The markets are used to Pyongyang's missile tests but not Trump's hawkishness
For years, investors in South Korea have become accustomed to belligerence and regular missile tests from the country’s hostile northern neighbor, but now there’s a new factor in their regional risk assessments — U.S. President Donald Trump.
Jolts to financial markets from North Korea’s military provocations are frequent but were until recently contained by an implicit expectation that global diplomatic efforts could limit Pyongyang’s aggression.
Now, however, there is as much market anxiety about Trump‘s unrestrained Tweets and a hawkish White House response as there is about North Korean agitations.
Since Trump‘s election in November, price reactions to North Korean long-range missile tests in credit and currency derivatives, typically used by traders to hedge geopolitical risk, have been distinctly sharper.
“Trump has moved markets and China more within months than (Barack) Obama in eight years,” said Cliff Tan, East Asian head of global markets research at Bank of Tokyo-Mitsubishi UFJ.
The reclusive North Korea has conducted five nuclear tests and a series of missile launches in defiance of U.N. resolutions for decades as it is still at war with South Korea after the 1950-53 conflict ended in a truce, not a peace treaty.
Before Trump‘s election, missile tests came with such regularity that markets learned to shrug them off.
This year, the options market shows the cost of insuring investments against North Korean-related risks has surged, with 3-month protection against a drop in the won, for example, reaching a high of 231 basis points in mid-April, double the levels six months earlier.
This spike came as the U.S. diverted a warship towards the Korean Peninsula and showed off its strike capability in Syria, which it conducted just as Trump met with his Chinese counterpart, Xi Jinping.
The cost of owning the option to sell the won in April was the highest it had been since August 2015, when the two Koreas were in a tense military standoff.
“It’s the Trump-on-stage reaction,” a currency trader in Seoul said. “Trump‘s hard line approach, and his past crazy comments on everything from the Mexico-wall to Syria policies have created a whole new range of uncertainties for traders investing here.”
Pricing in Trump
Despite heightened geopolitical tensions, South Korea’s main asset marketshave performed well this year with the won and Kospi stock benchmark up 4.6% and 17.4%, respectively, on robust exports and an upbeat outlook on second quarter corporate earnings.
The cost of hedging, however, is where investors have felt the pain: options to sell Korean won for dollars were perversely more expensive after Trump‘s November presidential victory than when North Korea conducted its fifth nuclear test two months earlier.
The premium on three-month options to sell the won had hovered around 100 basis points for years before Trump took office, and barely budged even when then U.S. President Obama issued a stern warning to Pyongyang following a missile test in April 2016.
“Financial markets have become more sensitive to the U.S. stance with more hard line policies under Trump, compared to when the Democrats were in power,” Shim Hyun-soo, a senior fund manager with the quantitative management team of Kyobo AXA Investment Managers, said.
In other derivatives markets, the spread on South Korea’s 5-year credit default swap–the contracts that offer investors protection against default on debt–reached a 10-month high of 60 basis points on April 17.
For more on the Trump administration’s policy towards North Korea, watch Fortune’s video:
Market pricing of expected volatility in the won has also been on the rise, with the one-month implied volatility hitting 13.2% in April, the highest in five years.
“During the Obama administration, the markets didn’t care much about the North.
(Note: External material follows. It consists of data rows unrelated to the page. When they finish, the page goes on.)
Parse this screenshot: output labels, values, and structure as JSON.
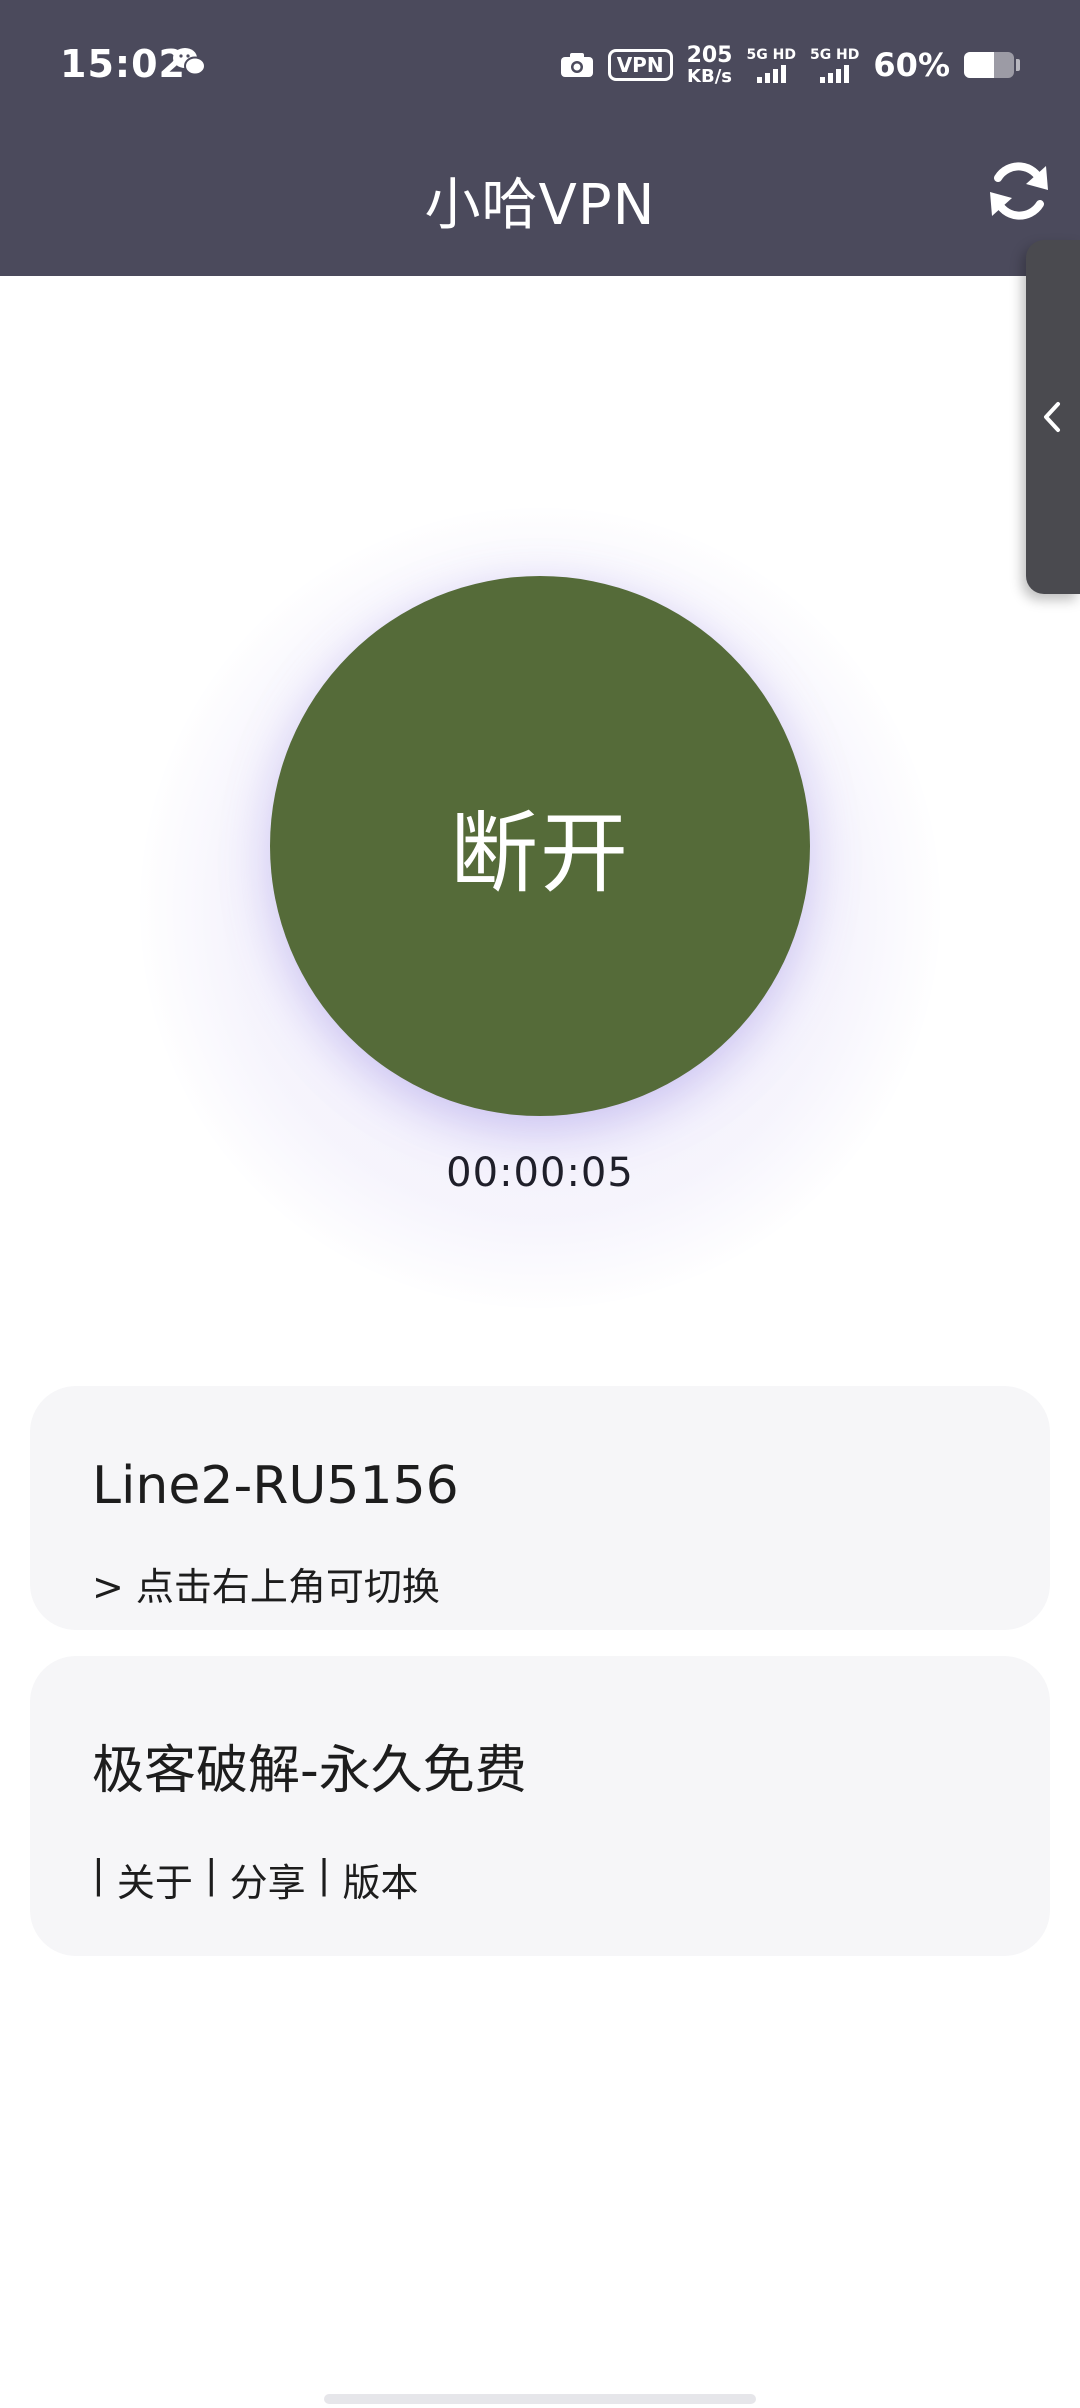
{
  "status_bar": {
    "time": "15:02",
    "vpn_badge": "VPN",
    "net_speed_value": "205",
    "net_speed_unit": "KB/s",
    "sim1_label": "5G HD",
    "sim2_label": "5G HD",
    "battery_percent": "60%"
  },
  "header": {
    "title": "小哈VPN"
  },
  "connect": {
    "button_label": "断开",
    "timer": "00:00:05",
    "button_color": "#556b39"
  },
  "line_card": {
    "title": "Line2-RU5156",
    "hint": "> 点击右上角可切换"
  },
  "info_card": {
    "title": "极客破解-永久免费",
    "links": [
      {
        "label": "关于"
      },
      {
        "label": "分享"
      },
      {
        "label": "版本"
      }
    ],
    "separator": "|"
  },
  "colors": {
    "header_bg": "#4b4a5c",
    "card_bg": "#f6f6f8"
  }
}
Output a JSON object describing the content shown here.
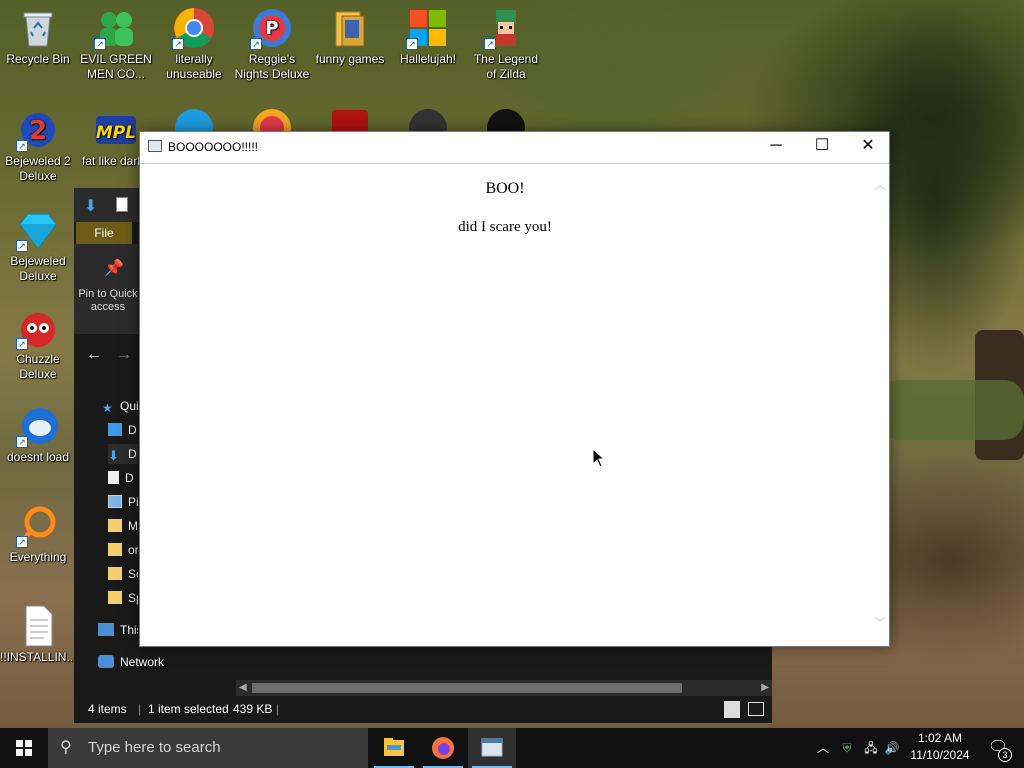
{
  "desktop": {
    "icons": [
      {
        "label": "Recycle Bin",
        "icon": "recycle-bin-icon"
      },
      {
        "label": "EVIL GREEN MEN CO...",
        "icon": "green-men-icon"
      },
      {
        "label": "literally unuseable",
        "icon": "chrome-icon"
      },
      {
        "label": "Reggie's Nights Deluxe",
        "icon": "reggie-icon"
      },
      {
        "label": "funny games",
        "icon": "folder-games-icon"
      },
      {
        "label": "Hallelujah!",
        "icon": "windows-logo-icon"
      },
      {
        "label": "The Legend of Zilda",
        "icon": "zilda-icon"
      },
      {
        "label": "Bejeweled 2 Deluxe",
        "icon": "bejeweled2-icon"
      },
      {
        "label": "fat like darl...",
        "icon": "mpl-icon"
      },
      {
        "label": "Bejeweled Deluxe",
        "icon": "diamond-icon"
      },
      {
        "label": "Chuzzle Deluxe",
        "icon": "chuzzle-icon"
      },
      {
        "label": "doesnt load",
        "icon": "thunderbird-icon"
      },
      {
        "label": "Everything",
        "icon": "everything-icon"
      },
      {
        "label": "!!INSTALLIN...",
        "icon": "text-file-icon"
      }
    ]
  },
  "explorer": {
    "file_tab": "File",
    "pin_label": "Pin to Quick access",
    "nav": [
      {
        "label": "Qui",
        "icon": "star-icon"
      },
      {
        "label": "D",
        "icon": "desktop-folder-icon"
      },
      {
        "label": "D",
        "icon": "downloads-icon"
      },
      {
        "label": "D",
        "icon": "documents-icon"
      },
      {
        "label": "Pi",
        "icon": "pictures-icon"
      },
      {
        "label": "M",
        "icon": "folder-icon"
      },
      {
        "label": "or",
        "icon": "folder-icon"
      },
      {
        "label": "Sc",
        "icon": "folder-icon"
      },
      {
        "label": "Sp",
        "icon": "folder-icon"
      },
      {
        "label": "This",
        "icon": "this-pc-icon"
      },
      {
        "label": "Network",
        "icon": "network-icon"
      }
    ],
    "status": {
      "items": "4 items",
      "selected": "1 item selected",
      "size": "439 KB"
    }
  },
  "dialog": {
    "title": "BOOOOOOO!!!!!",
    "heading": "BOO!",
    "message": "did I scare you!",
    "controls": {
      "minimize": "─",
      "maximize": "☐",
      "close": "✕"
    }
  },
  "taskbar": {
    "search_placeholder": "Type here to search",
    "apps": [
      "file-explorer-icon",
      "firefox-icon",
      "hta-app-icon"
    ],
    "clock_time": "1:02 AM",
    "clock_date": "11/10/2024",
    "notification_count": "3",
    "colors": {
      "accent": "#76b9ed",
      "bar": "#101010"
    }
  }
}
Everyone knew the Kim Jong Un regime wouldn’t do anything stupid for real as it could really be the beginning of the end,” said Jeon Seung-ji, a Seoul-based currency analyst at Samsung Futures.
“North Korean risks are no longer a ‘half-day-slip’, mainly because markets are not sure how Washington would handle them,” Jeon said.